A STI-SP001 inspection can identify tank system problems early before they become too large and potentially cause harm to health and the environment.

The integrity or thickness of the steel shell are sometimes influenced by microbial-influenced/induced corrosion (MIC). MIC is corrosion from within the tank caused by certain microbes that through sulfuric acid excretions can greatly increase the rate of steel corrosion. A skilled inspector will look for evidence of MIC through evidence of a ring pattern on the tank or cone or crater shaped penetrations on the steel.
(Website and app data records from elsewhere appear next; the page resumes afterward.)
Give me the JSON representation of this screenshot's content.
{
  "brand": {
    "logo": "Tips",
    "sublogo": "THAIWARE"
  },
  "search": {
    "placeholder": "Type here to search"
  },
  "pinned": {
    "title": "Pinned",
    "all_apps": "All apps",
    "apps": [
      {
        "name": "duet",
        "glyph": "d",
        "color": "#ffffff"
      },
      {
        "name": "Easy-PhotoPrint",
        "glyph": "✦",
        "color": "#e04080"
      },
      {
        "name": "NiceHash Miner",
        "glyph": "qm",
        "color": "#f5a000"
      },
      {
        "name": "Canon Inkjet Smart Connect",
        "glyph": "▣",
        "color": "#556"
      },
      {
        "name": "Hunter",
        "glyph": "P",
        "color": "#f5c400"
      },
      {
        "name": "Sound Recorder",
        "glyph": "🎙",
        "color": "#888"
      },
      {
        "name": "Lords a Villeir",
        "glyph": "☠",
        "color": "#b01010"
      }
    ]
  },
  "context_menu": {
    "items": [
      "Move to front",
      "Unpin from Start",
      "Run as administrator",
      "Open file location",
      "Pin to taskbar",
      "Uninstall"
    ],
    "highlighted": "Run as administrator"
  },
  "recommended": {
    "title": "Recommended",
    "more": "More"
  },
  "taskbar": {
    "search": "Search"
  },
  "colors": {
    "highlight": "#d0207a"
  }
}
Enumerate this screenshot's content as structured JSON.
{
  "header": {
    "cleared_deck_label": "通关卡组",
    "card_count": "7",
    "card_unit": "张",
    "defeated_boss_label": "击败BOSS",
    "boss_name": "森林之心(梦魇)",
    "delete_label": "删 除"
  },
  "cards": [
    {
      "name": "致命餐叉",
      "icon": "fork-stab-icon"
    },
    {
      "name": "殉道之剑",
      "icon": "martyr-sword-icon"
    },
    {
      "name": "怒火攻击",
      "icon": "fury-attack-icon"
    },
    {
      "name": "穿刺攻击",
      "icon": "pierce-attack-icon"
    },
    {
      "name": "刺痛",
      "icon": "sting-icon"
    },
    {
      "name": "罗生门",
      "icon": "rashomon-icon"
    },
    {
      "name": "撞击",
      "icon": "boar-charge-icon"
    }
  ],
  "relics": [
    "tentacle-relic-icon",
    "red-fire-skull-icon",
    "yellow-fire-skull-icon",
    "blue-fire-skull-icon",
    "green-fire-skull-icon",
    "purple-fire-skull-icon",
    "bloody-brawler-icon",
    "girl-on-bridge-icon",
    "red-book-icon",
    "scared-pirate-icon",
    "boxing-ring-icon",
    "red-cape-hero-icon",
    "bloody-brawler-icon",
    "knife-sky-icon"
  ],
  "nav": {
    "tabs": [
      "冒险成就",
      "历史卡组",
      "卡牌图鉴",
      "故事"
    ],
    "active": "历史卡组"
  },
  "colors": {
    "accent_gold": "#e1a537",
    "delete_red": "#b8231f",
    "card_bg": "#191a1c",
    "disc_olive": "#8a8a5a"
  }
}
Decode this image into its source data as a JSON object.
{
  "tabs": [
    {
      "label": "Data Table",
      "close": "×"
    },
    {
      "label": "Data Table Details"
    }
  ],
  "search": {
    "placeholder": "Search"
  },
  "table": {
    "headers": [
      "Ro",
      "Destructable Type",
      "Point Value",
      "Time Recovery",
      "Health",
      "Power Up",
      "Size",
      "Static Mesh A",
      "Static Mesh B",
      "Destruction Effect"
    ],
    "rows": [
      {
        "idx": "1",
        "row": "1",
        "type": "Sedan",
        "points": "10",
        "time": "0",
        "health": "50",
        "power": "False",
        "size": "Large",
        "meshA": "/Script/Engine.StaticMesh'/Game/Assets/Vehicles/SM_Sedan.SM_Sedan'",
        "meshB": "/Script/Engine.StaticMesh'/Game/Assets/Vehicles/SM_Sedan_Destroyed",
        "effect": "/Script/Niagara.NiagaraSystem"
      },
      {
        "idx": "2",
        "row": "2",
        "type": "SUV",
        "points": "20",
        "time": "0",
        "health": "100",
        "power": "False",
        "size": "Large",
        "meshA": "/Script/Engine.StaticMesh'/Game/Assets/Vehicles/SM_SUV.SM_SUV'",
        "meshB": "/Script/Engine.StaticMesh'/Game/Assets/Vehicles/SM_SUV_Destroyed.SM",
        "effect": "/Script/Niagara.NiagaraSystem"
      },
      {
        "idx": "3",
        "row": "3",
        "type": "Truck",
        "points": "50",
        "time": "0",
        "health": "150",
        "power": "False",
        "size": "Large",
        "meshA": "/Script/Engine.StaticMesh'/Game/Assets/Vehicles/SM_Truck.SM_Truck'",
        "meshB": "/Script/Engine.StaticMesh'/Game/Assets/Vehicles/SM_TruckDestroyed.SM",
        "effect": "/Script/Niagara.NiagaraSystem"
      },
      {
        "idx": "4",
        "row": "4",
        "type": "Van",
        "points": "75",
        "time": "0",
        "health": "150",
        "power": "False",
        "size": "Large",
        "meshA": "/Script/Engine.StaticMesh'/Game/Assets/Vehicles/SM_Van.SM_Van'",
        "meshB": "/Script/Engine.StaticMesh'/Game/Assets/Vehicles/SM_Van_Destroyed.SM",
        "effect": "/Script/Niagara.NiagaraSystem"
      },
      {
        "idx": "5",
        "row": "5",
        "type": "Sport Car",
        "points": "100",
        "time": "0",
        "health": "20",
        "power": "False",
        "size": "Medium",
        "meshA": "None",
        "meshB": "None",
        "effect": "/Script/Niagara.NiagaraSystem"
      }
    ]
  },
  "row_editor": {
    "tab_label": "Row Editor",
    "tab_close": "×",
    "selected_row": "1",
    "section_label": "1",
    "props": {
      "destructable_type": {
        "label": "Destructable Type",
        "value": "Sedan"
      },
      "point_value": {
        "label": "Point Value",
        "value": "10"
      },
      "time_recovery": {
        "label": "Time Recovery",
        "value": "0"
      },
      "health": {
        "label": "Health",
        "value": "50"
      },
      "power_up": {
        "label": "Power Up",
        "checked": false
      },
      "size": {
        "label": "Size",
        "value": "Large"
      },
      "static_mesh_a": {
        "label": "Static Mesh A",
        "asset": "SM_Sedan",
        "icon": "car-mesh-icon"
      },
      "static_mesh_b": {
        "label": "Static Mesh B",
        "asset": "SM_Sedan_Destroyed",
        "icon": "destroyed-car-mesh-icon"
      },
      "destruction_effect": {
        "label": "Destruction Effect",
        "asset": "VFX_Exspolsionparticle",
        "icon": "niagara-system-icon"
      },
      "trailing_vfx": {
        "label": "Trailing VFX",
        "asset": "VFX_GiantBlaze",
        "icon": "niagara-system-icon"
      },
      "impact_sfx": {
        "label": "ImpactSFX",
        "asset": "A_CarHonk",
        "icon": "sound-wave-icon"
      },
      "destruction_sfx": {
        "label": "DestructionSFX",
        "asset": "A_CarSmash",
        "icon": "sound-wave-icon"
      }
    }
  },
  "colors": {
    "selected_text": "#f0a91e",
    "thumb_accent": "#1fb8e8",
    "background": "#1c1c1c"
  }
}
It is often stated that the best place for a STI-SP001 inspector to begin an inspection is from a 100 feet or more distance from the tank and then moving in closer with each stage of the inspection so that the entire tank system is fully evaluated. Problems with secondary containments, venting systems and shell buckling are found this way. However, a skilled STI-SP001 inspector adjusts from large to small scale issues to find evidence of MIC, stuck emergency vents, malfunctioning valves, weeping pipe systems and improper tank supports, to name just a few items that pose major risks to a safe and long lasting tank system. A STI-SP001 inspection can identify tank system problems early before they become too large and potentially cause harm to health and the environment. EI has experienced engineers and STI-SP001 Inspectors on staff to assist in conducting all facets of STI-SP001 compliant AST inspections.